By Enrique Romero, Staff Attorney
There aren’t many things Washington politicians agree on these days. The “legalization” of hemp, however, is one issue that both sides of the aisle agreed will benefit farmers across the country. The 2018 Farm Bill passed by Congress and signed into law in December declassified hemp as a controlled substance thereby opening up a market to farmers across the country. The production of hemp, a plant known for its ability to thrive in a wide range of temperature and soil types, may especially benefit farmers in the arid Southwest. New Mexico’s Department of Agriculture (NMDA), New Mexico State University (NMSU), and numerous entrepreneur-farmers are already looking to 2019 as a breakthrough year for hemp production in New Mexico. In fact, at least two bills are pending in our state legislature that aim to facilitate hemp production. Hemp has the potential to transform the agricultural landscape in New Mexico by offering small and large farmers a profitable alternative or supplement to crops like alfalfa, corn and chile. Hemp production is not a fad; rather, it could be a key component to an agricultural renaissance in New Mexico, hopefully putting fallow acequia-served land back into production.
There is a long history behind the prohibition, but the short answer is guilt by association. For decades, hemp was classified as a controlled substance because of its infamous cousin, marijuana. Fortunately for the farmer, the law now provides a clear, bright line between hemp and marijuana that should help to dispel myths and destigmatize hemp production. The NMDA’s Hemp Cultivation Rule released last December defines hemp as “the plant Cannabis sativa L. and any part of the plant, whether growing or not, containing a delta-9-tetrahydrocannabinol concentration of no more than three-tenths percent (.3%) on a dry weight basis.” Clear and bright? Well, let’s break the definition down a bit.
You probably recognize the word cannabis and associate it with marijuana. You also probably recognize the chemical compound referenced in the definition as THC. Hemp, like marijuana, is the cannabis plant, but with one key difference: hemp has very little of the chemical compound, THC, that is associated with a “high”. In fact, to get the gold standard classification of hemp, your cannabis plant cannot have more than 0.3% THC. Anything above that percentage and your cannabis plant is marijuana, a controlled substance prohibited under federal law. And just to state the obvious, there are a lot of “cannabis” laws on the books currently dealing with medical and recreational cannabis. Those laws are not hemp laws because those laws deal with marijuana – cannabis plants with a concentration of more than 0.3% THC.

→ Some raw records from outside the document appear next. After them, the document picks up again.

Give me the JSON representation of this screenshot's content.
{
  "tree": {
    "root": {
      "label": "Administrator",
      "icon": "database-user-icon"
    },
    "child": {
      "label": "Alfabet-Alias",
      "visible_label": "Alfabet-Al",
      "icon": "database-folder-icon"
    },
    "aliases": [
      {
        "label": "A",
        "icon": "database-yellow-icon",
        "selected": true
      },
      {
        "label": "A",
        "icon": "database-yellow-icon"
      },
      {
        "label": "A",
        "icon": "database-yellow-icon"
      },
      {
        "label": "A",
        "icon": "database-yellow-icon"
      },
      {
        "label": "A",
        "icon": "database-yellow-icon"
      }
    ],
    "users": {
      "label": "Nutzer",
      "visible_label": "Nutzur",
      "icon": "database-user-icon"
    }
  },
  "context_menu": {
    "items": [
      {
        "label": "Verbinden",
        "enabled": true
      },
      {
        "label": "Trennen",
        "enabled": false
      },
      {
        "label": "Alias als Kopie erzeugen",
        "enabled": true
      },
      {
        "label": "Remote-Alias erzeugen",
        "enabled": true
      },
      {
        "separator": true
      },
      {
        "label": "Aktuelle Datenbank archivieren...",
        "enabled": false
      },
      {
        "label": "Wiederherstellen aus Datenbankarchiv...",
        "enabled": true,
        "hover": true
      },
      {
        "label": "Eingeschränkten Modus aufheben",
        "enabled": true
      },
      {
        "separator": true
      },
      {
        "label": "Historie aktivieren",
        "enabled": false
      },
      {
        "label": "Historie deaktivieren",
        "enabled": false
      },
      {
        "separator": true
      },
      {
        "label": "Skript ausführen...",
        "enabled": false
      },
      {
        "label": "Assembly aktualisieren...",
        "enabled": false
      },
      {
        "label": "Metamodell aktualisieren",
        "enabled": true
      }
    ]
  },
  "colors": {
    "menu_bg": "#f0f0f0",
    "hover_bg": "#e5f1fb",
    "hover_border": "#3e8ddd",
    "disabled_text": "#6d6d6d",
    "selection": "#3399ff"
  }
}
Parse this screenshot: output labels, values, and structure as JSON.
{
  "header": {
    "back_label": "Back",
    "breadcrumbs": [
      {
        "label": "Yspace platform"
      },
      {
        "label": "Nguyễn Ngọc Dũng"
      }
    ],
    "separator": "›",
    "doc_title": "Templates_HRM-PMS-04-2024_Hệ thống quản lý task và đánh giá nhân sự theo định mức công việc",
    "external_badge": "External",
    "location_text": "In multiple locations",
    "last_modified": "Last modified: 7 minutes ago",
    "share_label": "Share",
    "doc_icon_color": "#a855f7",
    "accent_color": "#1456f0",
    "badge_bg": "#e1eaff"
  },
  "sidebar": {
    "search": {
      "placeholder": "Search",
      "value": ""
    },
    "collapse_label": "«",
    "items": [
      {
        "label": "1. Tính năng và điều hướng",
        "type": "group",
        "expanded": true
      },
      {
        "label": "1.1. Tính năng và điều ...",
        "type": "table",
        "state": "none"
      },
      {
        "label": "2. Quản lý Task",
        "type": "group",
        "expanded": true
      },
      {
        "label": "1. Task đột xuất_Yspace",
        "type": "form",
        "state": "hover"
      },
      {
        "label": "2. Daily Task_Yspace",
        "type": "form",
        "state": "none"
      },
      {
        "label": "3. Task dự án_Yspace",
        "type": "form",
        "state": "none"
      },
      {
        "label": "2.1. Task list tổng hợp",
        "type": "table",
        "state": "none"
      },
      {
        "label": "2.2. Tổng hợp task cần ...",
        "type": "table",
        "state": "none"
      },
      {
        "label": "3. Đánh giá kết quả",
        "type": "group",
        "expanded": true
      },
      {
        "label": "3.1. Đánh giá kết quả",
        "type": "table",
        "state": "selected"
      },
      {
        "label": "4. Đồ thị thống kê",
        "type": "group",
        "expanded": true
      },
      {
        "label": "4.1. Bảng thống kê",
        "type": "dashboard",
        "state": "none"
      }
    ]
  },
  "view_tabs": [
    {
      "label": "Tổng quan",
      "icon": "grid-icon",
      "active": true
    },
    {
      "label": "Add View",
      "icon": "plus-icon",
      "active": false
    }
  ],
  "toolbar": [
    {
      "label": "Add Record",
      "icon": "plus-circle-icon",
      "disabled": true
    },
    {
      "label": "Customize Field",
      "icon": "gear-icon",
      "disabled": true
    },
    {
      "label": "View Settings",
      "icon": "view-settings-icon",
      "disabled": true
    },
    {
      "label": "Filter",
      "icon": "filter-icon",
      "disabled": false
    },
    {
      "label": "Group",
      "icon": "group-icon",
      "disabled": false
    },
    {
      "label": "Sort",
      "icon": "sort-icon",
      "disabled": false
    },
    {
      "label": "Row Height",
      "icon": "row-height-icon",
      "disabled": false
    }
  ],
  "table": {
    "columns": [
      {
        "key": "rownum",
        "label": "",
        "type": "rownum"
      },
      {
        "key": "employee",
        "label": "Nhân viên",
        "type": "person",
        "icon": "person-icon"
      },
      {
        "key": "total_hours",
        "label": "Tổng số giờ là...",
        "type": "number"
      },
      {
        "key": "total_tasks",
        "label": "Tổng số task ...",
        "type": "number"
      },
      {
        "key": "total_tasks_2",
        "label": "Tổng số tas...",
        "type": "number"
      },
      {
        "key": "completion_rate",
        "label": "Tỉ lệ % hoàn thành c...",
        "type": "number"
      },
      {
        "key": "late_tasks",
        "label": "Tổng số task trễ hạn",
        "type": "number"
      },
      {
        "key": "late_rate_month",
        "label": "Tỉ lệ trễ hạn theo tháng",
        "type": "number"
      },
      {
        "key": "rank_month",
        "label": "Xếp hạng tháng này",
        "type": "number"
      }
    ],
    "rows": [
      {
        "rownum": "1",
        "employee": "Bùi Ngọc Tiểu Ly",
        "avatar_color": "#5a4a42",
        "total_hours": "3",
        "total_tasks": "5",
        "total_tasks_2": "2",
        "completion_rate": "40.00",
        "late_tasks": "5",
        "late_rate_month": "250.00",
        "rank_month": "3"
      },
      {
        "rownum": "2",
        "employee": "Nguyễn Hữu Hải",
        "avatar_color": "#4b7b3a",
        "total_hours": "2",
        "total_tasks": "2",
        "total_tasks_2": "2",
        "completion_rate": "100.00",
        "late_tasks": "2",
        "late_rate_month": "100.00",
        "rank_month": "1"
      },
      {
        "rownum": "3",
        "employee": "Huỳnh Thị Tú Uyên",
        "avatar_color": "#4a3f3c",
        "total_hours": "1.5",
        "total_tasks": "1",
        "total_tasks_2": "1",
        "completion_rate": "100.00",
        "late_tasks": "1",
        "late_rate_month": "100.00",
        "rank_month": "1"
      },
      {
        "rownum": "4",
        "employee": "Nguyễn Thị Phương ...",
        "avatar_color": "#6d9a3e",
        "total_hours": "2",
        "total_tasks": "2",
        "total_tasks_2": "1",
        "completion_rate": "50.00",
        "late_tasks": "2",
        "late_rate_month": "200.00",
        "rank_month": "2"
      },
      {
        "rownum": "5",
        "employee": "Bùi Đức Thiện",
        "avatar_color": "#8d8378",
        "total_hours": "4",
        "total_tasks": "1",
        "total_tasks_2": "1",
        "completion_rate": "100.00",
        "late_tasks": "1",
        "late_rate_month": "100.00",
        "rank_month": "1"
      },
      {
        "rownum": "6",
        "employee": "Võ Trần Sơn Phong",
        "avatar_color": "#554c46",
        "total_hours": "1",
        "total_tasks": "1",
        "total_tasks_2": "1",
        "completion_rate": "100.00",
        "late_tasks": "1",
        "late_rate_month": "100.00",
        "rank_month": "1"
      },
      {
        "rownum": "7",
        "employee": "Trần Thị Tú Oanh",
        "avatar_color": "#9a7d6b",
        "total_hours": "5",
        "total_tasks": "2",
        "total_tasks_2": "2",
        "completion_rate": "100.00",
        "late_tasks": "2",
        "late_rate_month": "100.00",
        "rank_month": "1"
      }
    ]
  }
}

Hemp production, though legal, is regulated in ways that an alfalfa farmer, for example, might find burdensome. First, you need to have a license to grow and harvest hemp. Farmers apply to the NMDA for the license and can expect to pay at a minimum of $800 for an “annual production” license fee and $6.00 per acre. In addition to the fees, licensees are required to have their hemp crop tested to ensure that THC levels stay at or below 0.3%. According to the Rules, licensees are financially responsible for costs associated with delivery and testing of samples. If the samples test above 0.3%, and the NMDA determines that the crop needs to be destroyed, the cost of destruction is borne by the licensee. In addition to these costs, farmers who are interested in entering the market need to do their research in order to make a number of important decisions, for one, whether to start crops from seed or clones.
The NMAA recently hosted a hemp workshop that attracted a diverse group of people: acequia farmers, hemp experts, and the Secretary of the NMDA. The bottom line is that people are excited about hemp. They see hemp production as not only a burgeoning industry in New Mexico, but as a way to protect dormant acequia water rights. If you’re interested in growing hemp, you’ll want to do your homework – a quick internet search will provide you with tons of information on the variety of hemp products, from fiber to CBD oils used for pain management, and on the profitability of the crop. But, of course, the devil is in the details, and if you’re serious about producing hemp, you’ll want to contact local experts.
For a list of workshop presenters and other industry professionals that attended our workshop, call the NMAA at (505) 995-9644.